It successful transferred the Remainer burden of proof from him to the Liberal Democrats and other opposition parties.
Ms Swinson botched it.
She is right to be wary of appearing to embrace Jeremy Corbyn too firmly.
She does not want to transfer even a slither of Remainer credo to her rival.
She also has scores of Conservative seats in her sights, many of which might not take kindly to her installing Mr Corbyn into Number 10.
But if she was wise not to hug him too close, she was unwise to keep him at such a distance.
Ultimately, the Lib Dems can count their unexpected revivification from the coalescence of Remainers behind their banner.
Even in Tory seats, their only hope is to bring most or all of the Remainer vote in those seats behind them.
If they are seen, in any way, not to have explored every avenue for preventing no deal – including a Corbyn government – then they will pay a price.
Not least because, in the not-so-distant past, they spent five years arguing that they had to support a party and prime minister they did not much like in “the national interest”.
It would seem incredible to argue they couldn’t do the same again, for an emergency government, for little more than five weeks.
The problem for the anti-no dealers is that both Mr Corbyn and Ms Swinson are right.
Mr Corbyn is correct that, as leader of the opposition, he has the most legitimacy and credibility to try and form a new administration should Boris Johnson’s fall.
Ms Swinson is right that the numbers are probably not there – even with Lib Dem support – to allow him to do so.
Ironically, that is not so much as a result of SNP, or Lib Dems or Plaid Cymru or the rest, but instead MPs, who until relatively recently, Mr Corbyn would have counted as his parliamentary colleagues.
There are around a dozen former Labour MPs who, for one reason or another, have been expelled or left the party in protest at his leadership.

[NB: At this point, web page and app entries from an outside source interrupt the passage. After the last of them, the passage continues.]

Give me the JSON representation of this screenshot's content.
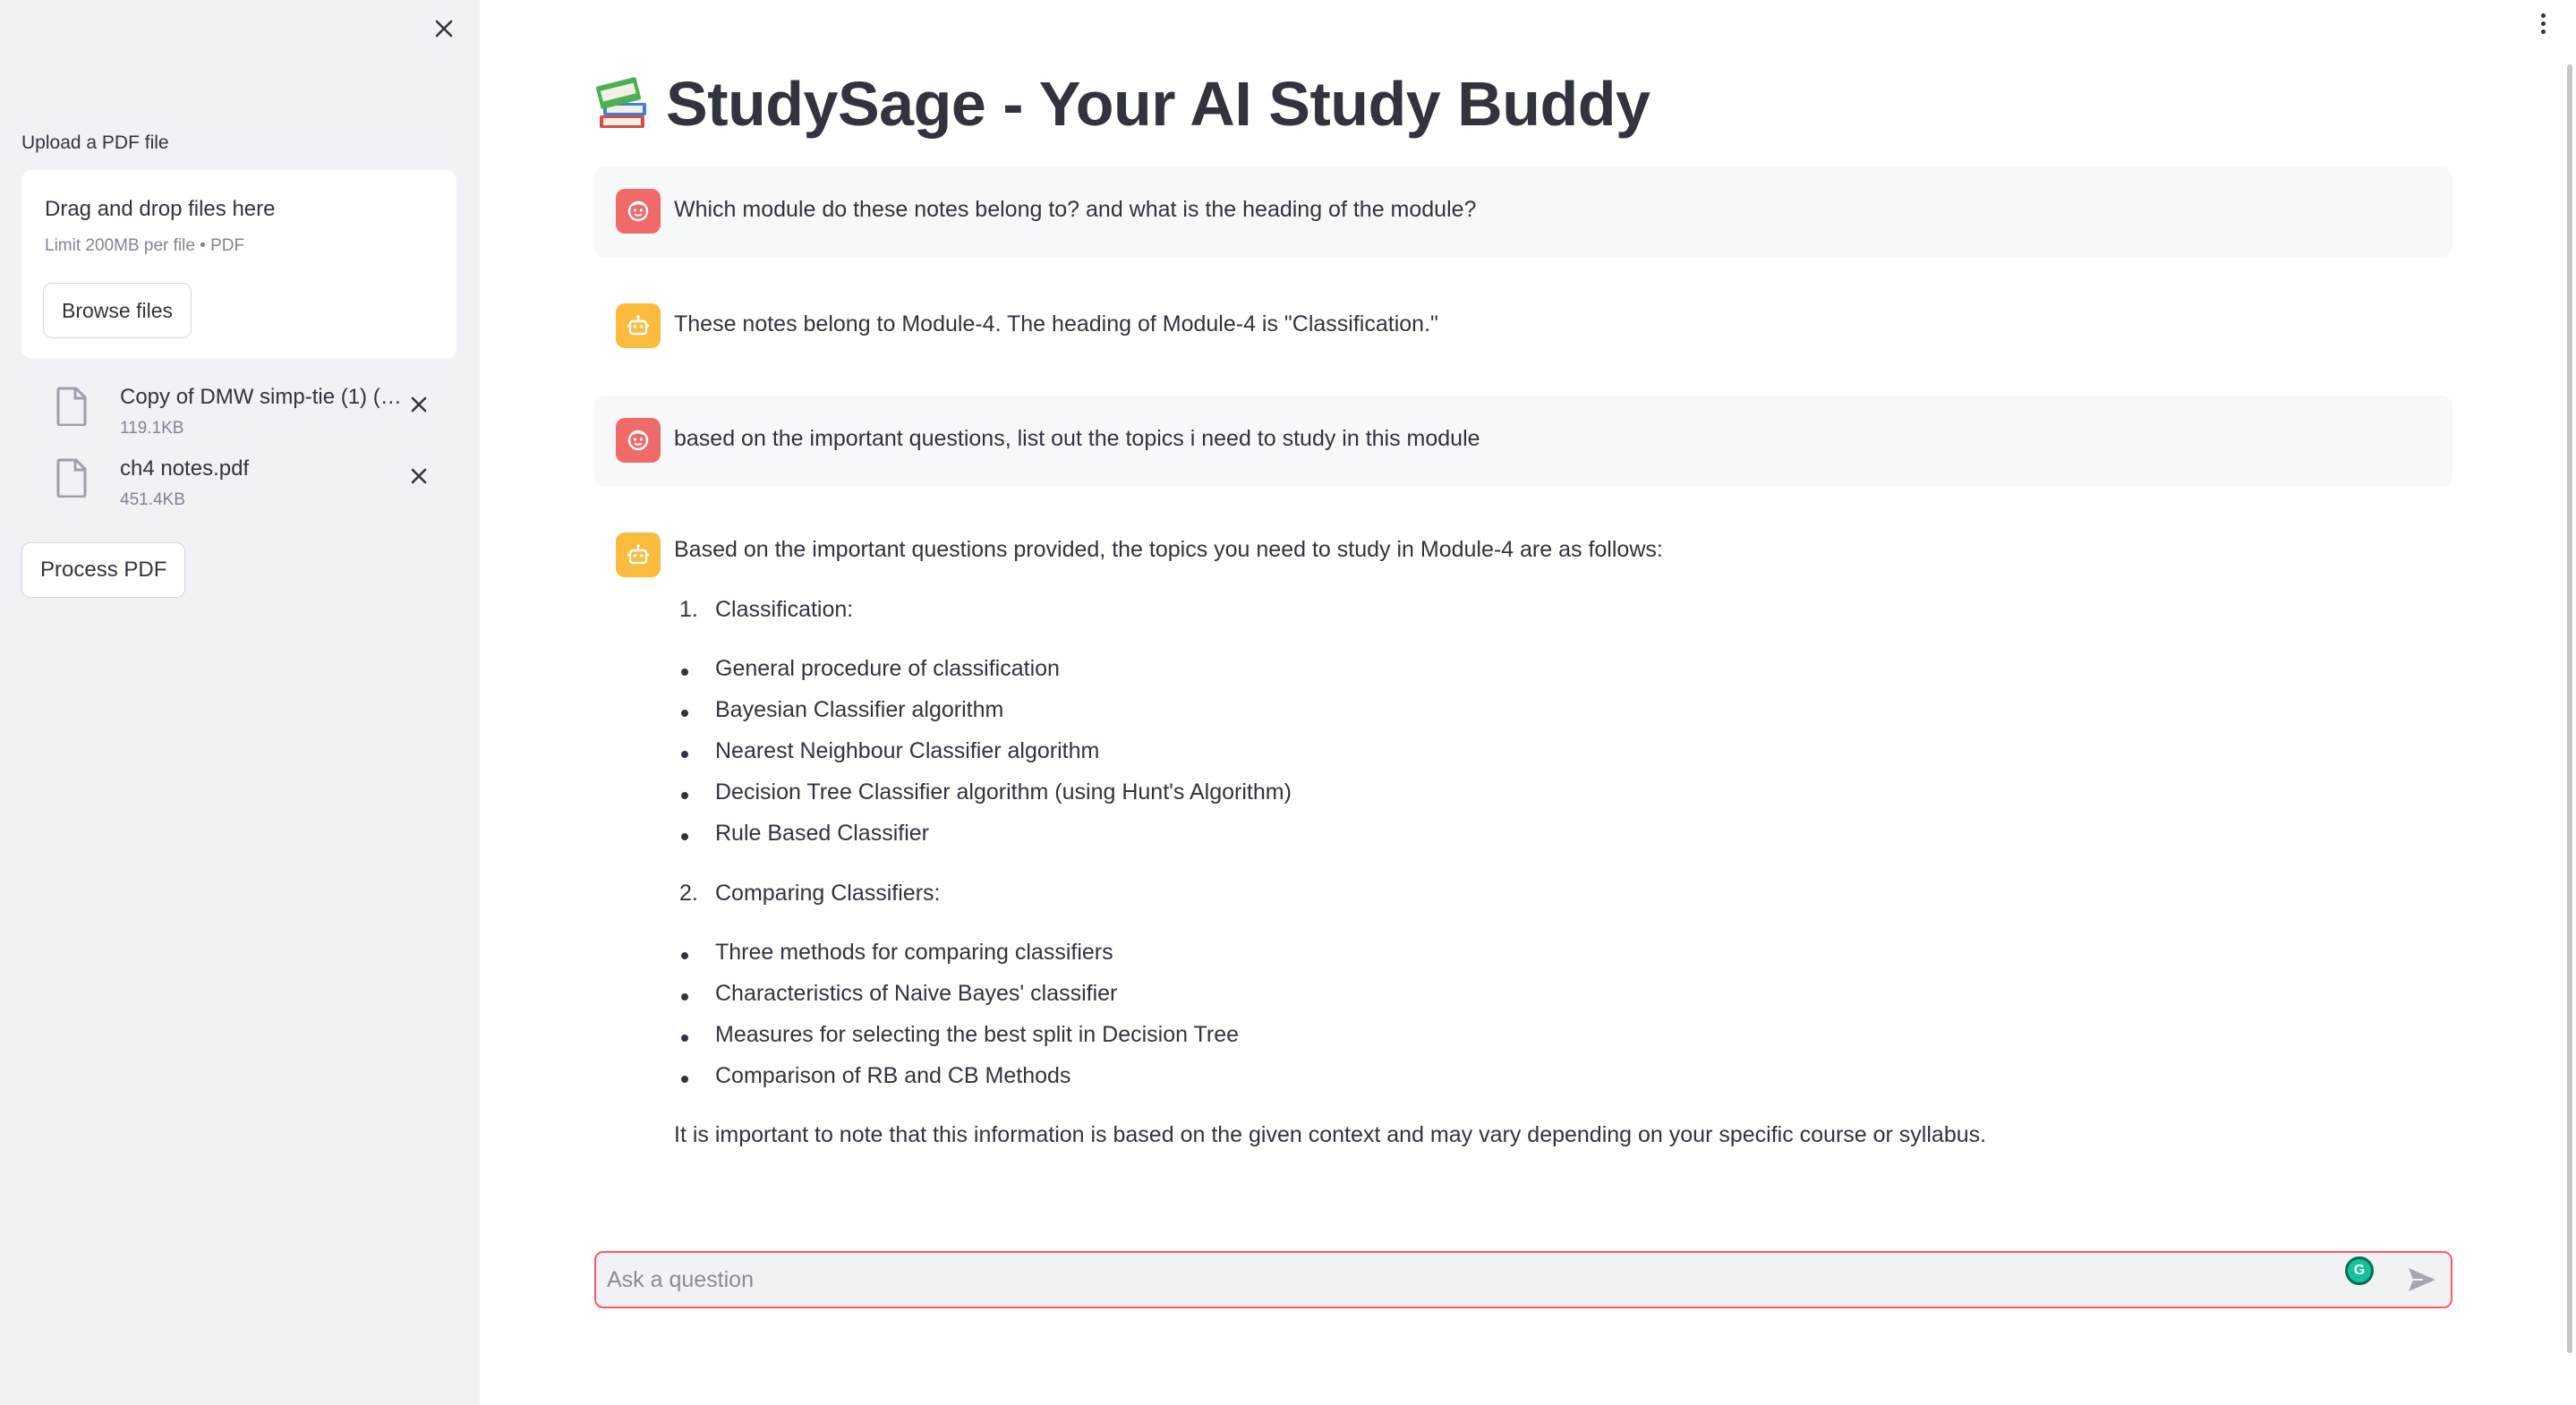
{
  "sidebar": {
    "upload_label": "Upload a PDF file",
    "dropzone": {
      "title": "Drag and drop files here",
      "limit": "Limit 200MB per file • PDF",
      "browse_label": "Browse files"
    },
    "files": [
      {
        "name": "Copy of DMW simp-tie (1) (1…",
        "size": "119.1KB"
      },
      {
        "name": "ch4 notes.pdf",
        "size": "451.4KB"
      }
    ],
    "process_label": "Process PDF"
  },
  "header": {
    "emoji": "books-emoji",
    "title": "StudySage - Your AI Study Buddy"
  },
  "messages": [
    {
      "role": "user",
      "text": "Which module do these notes belong to? and what is the heading of the module?"
    },
    {
      "role": "assistant",
      "text": "These notes belong to Module-4. The heading of Module-4 is \"Classification.\""
    },
    {
      "role": "user",
      "text": "based on the important questions, list out the topics i need to study in this module"
    },
    {
      "role": "assistant",
      "intro": "Based on the important questions provided, the topics you need to study in Module-4 are as follows:",
      "sections": [
        {
          "number": "1.",
          "heading": "Classification:",
          "items": [
            "General procedure of classification",
            "Bayesian Classifier algorithm",
            "Nearest Neighbour Classifier algorithm",
            "Decision Tree Classifier algorithm (using Hunt's Algorithm)",
            "Rule Based Classifier"
          ]
        },
        {
          "number": "2.",
          "heading": "Comparing Classifiers:",
          "items": [
            "Three methods for comparing classifiers",
            "Characteristics of Naive Bayes' classifier",
            "Measures for selecting the best split in Decision Tree",
            "Comparison of RB and CB Methods"
          ]
        }
      ],
      "outro": "It is important to note that this information is based on the given context and may vary depending on your specific course or syllabus."
    }
  ],
  "chat_input": {
    "placeholder": "Ask a question",
    "value": ""
  },
  "colors": {
    "sidebar_bg": "#f0f2f6",
    "user_avatar": "#f06a6a",
    "bot_avatar": "#fbbc3e",
    "input_border": "#ff5a5f"
  }
}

Some have told me that they will vote against the government in a no-confidence motion but will not subsequently vote for Mr Corbyn.
Others, however, might not even go that far.

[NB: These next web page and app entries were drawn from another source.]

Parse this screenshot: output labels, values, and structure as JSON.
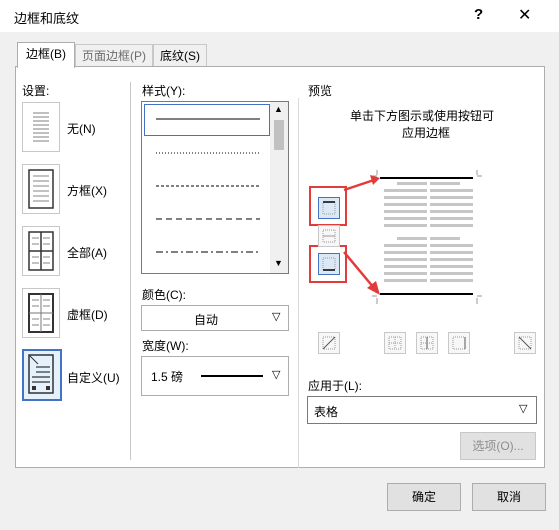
{
  "window": {
    "title": "边框和底纹",
    "help": "?",
    "close": "✕"
  },
  "tabs": [
    {
      "label": "边框(B)"
    },
    {
      "label": "页面边框(P)"
    },
    {
      "label": "底纹(S)"
    }
  ],
  "settings": {
    "heading": "设置:",
    "items": [
      {
        "label": "无(N)"
      },
      {
        "label": "方框(X)"
      },
      {
        "label": "全部(A)"
      },
      {
        "label": "虚框(D)"
      },
      {
        "label": "自定义(U)"
      }
    ],
    "selected": "自定义(U)"
  },
  "style": {
    "heading": "样式(Y):",
    "lines": [
      "solid",
      "dotted-fine",
      "dashed-small",
      "dashed",
      "dash-dot",
      "dash-dot-dot"
    ]
  },
  "color": {
    "heading": "颜色(C):",
    "value": "自动"
  },
  "width": {
    "heading": "宽度(W):",
    "value": "1.5 磅"
  },
  "preview": {
    "heading": "预览",
    "instruction_line1": "单击下方图示或使用按钮可",
    "instruction_line2": "应用边框"
  },
  "apply_to": {
    "heading": "应用于(L):",
    "value": "表格"
  },
  "buttons": {
    "options": "选项(O)...",
    "ok": "确定",
    "cancel": "取消"
  },
  "colors": {
    "accent": "#4472c4",
    "highlight": "#e23b3b"
  }
}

Chris Leslie, one of the Change UK MPs, told me on Thursday that his group of five might not even vote against the government in a confidence motion and instead focus on ways to compel it through law to abandon no deal.
If they hold true to their word it will be almost impossible to bring the government down, not least because it will be even harder to convince wavering Tory MPs to destroy their careers by taking the nuclear option of defeating their own government if they don’t think it has any chance of succeeding.
As I have written before, the reason the no dealers are dominating the political landscape is because they have unity of purpose.
They have one goal – to take Britain out of the EU on 31 October, deal or not.
That imperative sublimates all else and means they will countenance anything to achieve it.
The opposition, although nominally united against no deal, seems unwilling to relegate their other imperatives.
The easiest lever to pull would be to unite behind Mr Corbyn as caretaker but for myriad reasons they are reluctant are unwilling to do so.
Mr Corbyn, understandably, is equally reluctant to step aside as next in line for the premiership, even a caretaker one.
Wherever the blame for that lies, if no one budges, only half of a house divided, then they will all lose.